Geography is the enemy.
That’s what it all comes down to for a woman who lives in a sparsely populated area if she is dealing with a complicated pregnancy.
High-risk pregnancies require regular monitoring, yet women in rural areas often find it difficult to drive several hours one or more times a week to see a specialist. So they routinely delay, or skip, appointments.
That can have serious consequences. Tennessee has the sixth highest infant mortality rate in the nation.More than $600 million is spent in the state every year on costs related to poor birth outcomes.
“Getting people in rural areas to see a physician can be a challenge, and when I came out of medical school I thought we could put resources on a tractor-trailer and drive into those communities,” says Dr. David Adair, of Chattanooga’s Regional Obstetric Consultants. “But the expense made that impossible.”
So in 2012, Dr. Adair implemented the Solutions to Obstetrics in Rural Counties (STORC) program, which uses telemedicine technology to connect pregnant women to physicians who specialize in high-risk pregnancies.
The setup is pretty simple: A camera is connected to a desktop PC, and the woman visits with the high-risk pregnancy specialists at Regional Obstetrical Consultants just as she would if they were in the same room.
Her local physician provides lab results and other information, and a traveling treatment team is on hand to facilitate the virtual consultation.
For local doctors, a lifeline
At Namaste OB-GYN in McMinnville, STORC has been a game changer, says Dr. Dawnmarie Riley. Because her practice deals with a large number of high-risk cases, a STORC telemedicine unit is in her office about three times a week.
“We have trouble with compliance, because patients just find it too difficult to go to Chattanooga, Nashville or Murfreesboro repeatedly,” Dr. Riley says.

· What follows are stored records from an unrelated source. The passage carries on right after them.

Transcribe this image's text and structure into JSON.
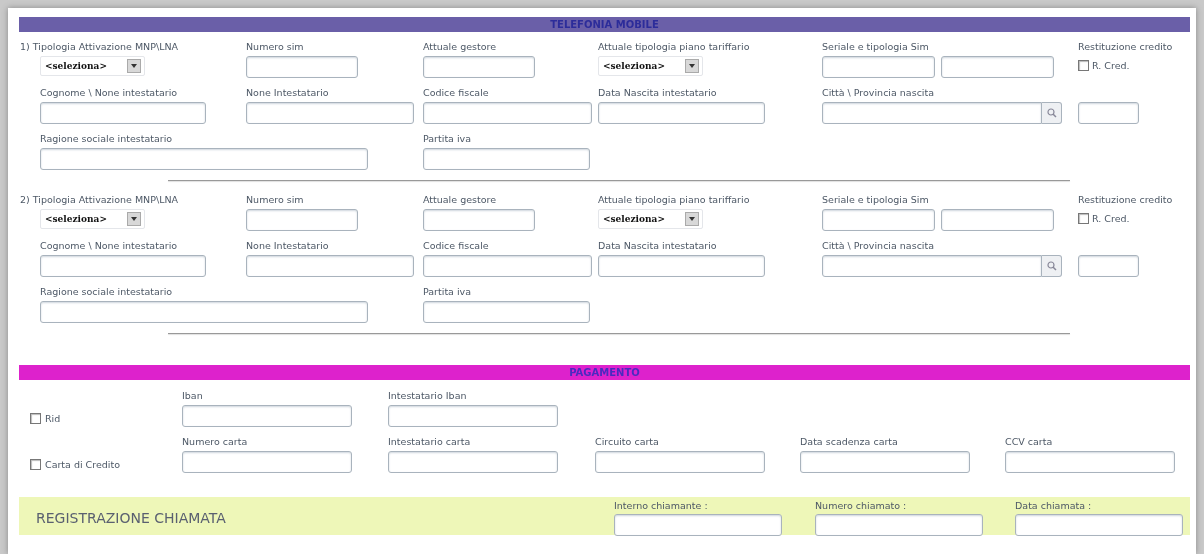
{
  "telefonia": {
    "title": "TELEFONIA MOBILE",
    "lines": [
      {
        "rows": [
          [
            {
              "kind": "select",
              "label": "1) Tipologia Attivazione MNP\\LNA",
              "value": "<seleziona>"
            },
            {
              "kind": "input",
              "label": "Numero sim"
            },
            {
              "kind": "input",
              "label": "Attuale gestore"
            },
            {
              "kind": "select",
              "label": "Attuale tipologia piano tariffario",
              "value": "<seleziona>"
            },
            {
              "kind": "pair",
              "label": "Seriale e tipologia Sim"
            },
            {
              "kind": "checkbox",
              "label": "Restituzione credito",
              "text": "R. Cred.",
              "checked": false
            }
          ],
          [
            {
              "kind": "input",
              "label": "Cognome \\ None intestatario"
            },
            {
              "kind": "input",
              "label": "None Intestatario"
            },
            {
              "kind": "input",
              "label": "Codice fiscale"
            },
            {
              "kind": "input",
              "label": "Data Nascita intestatario"
            },
            {
              "kind": "lookup",
              "label": "Città \\ Provincia nascita"
            },
            {
              "kind": "input"
            }
          ],
          [
            {
              "kind": "input",
              "label": "Ragione sociale intestatario"
            },
            "",
            {
              "kind": "input",
              "label": "Partita iva"
            }
          ]
        ]
      },
      {
        "rows": [
          [
            {
              "kind": "select",
              "label": "2) Tipologia Attivazione MNP\\LNA",
              "value": "<seleziona>"
            },
            {
              "kind": "input",
              "label": "Numero sim"
            },
            {
              "kind": "input",
              "label": "Attuale gestore"
            },
            {
              "kind": "select",
              "label": "Attuale tipologia piano tariffario",
              "value": "<seleziona>"
            },
            {
              "kind": "pair",
              "label": "Seriale e tipologia Sim"
            },
            {
              "kind": "checkbox",
              "label": "Restituzione credito",
              "text": "R. Cred.",
              "checked": false
            }
          ],
          [
            {
              "kind": "input",
              "label": "Cognome \\ None intestatario"
            },
            {
              "kind": "input",
              "label": "None Intestatario"
            },
            {
              "kind": "input",
              "label": "Codice fiscale"
            },
            {
              "kind": "input",
              "label": "Data Nascita intestatario"
            },
            {
              "kind": "lookup",
              "label": "Città \\ Provincia nascita"
            },
            {
              "kind": "input"
            }
          ],
          [
            {
              "kind": "input",
              "label": "Ragione sociale intestatario"
            },
            "",
            {
              "kind": "input",
              "label": "Partita iva"
            }
          ]
        ]
      }
    ]
  },
  "pagamento": {
    "title": "PAGAMENTO",
    "rows": [
      {
        "option": {
          "label": "Rid",
          "checked": false
        },
        "fields": [
          {
            "label": "Iban"
          },
          {
            "label": "Intestatario Iban"
          }
        ]
      },
      {
        "option": {
          "label": "Carta di Credito",
          "checked": false
        },
        "fields": [
          {
            "label": "Numero carta"
          },
          {
            "label": "Intestatario carta"
          },
          {
            "label": "Circuito carta"
          },
          {
            "label": "Data scadenza carta"
          },
          {
            "label": "CCV carta"
          }
        ]
      }
    ]
  },
  "registrazione": {
    "title": "REGISTRAZIONE CHIAMATA",
    "fields": [
      {
        "label": "Interno chiamante :"
      },
      {
        "label": "Numero chiamato :"
      },
      {
        "label": "Data chiamata :"
      }
    ]
  }
}
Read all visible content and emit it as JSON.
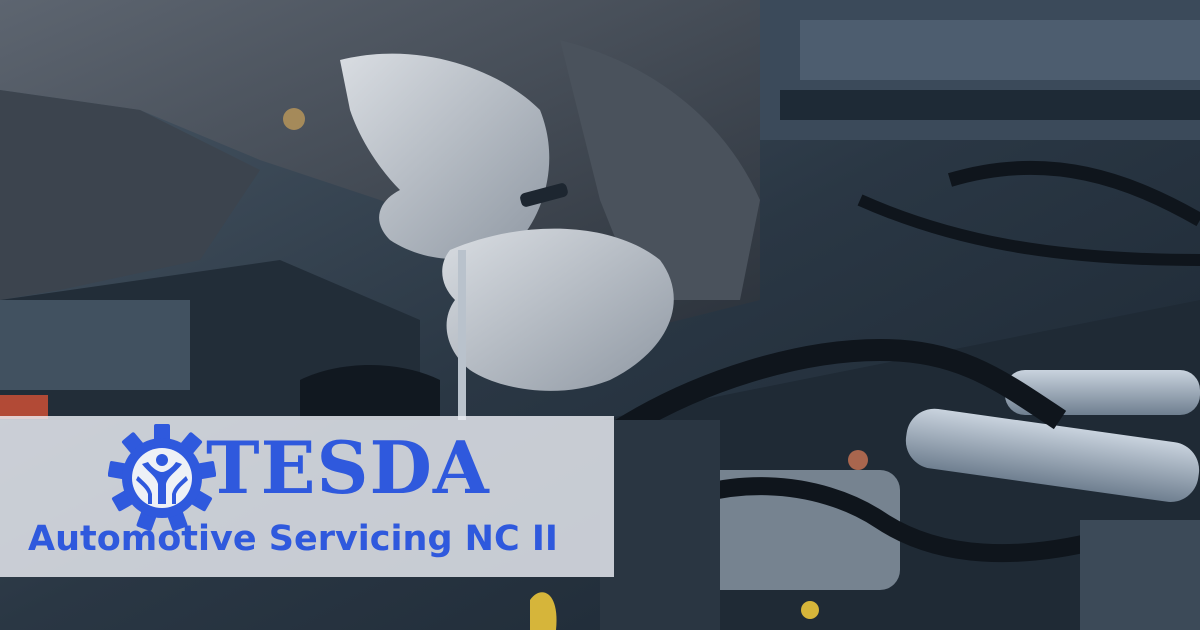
{
  "banner": {
    "brand_name": "TESDA",
    "course_title": "Automotive Servicing NC II",
    "brand_color": "#2f59dd",
    "banner_color": "#ebeef4"
  },
  "logo": {
    "icon": "tesda-gear-emblem-icon"
  },
  "photo": {
    "subject": "mechanic-hands-engine-bay"
  }
}
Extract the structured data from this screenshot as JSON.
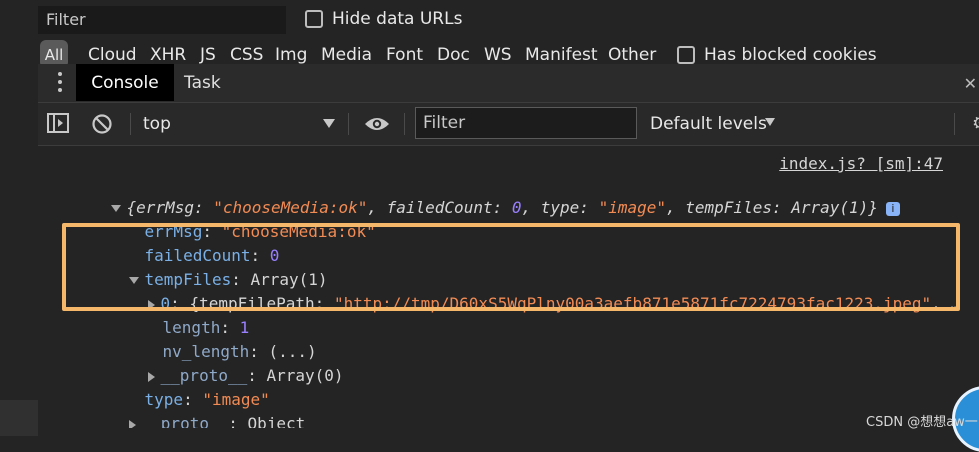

And even though some patients may balk at a remote consultation, she quickly overcomes that by pointing out that all services are the same, and seeing the specialists on a screen negates a long, uncomfortable drive.
“They usually decide that the ‘doc in the box’ is OK after that,” she laughs.
Dr. Riley has another good reason to tout the program: Her daughter, McKenzie Jacobs, is a two-time STORC user.
“They stepped in right away and met us at the hospital,” Dr. Riley says of McKenzie’s second hospitalization and delivery. “I was on call when she began having problems, but I needed to be her mother, not her doctor. I can’t say enough about the good work that Dr. Adair’s group and STORC are doing in taking care of some very sick mothers and babies.”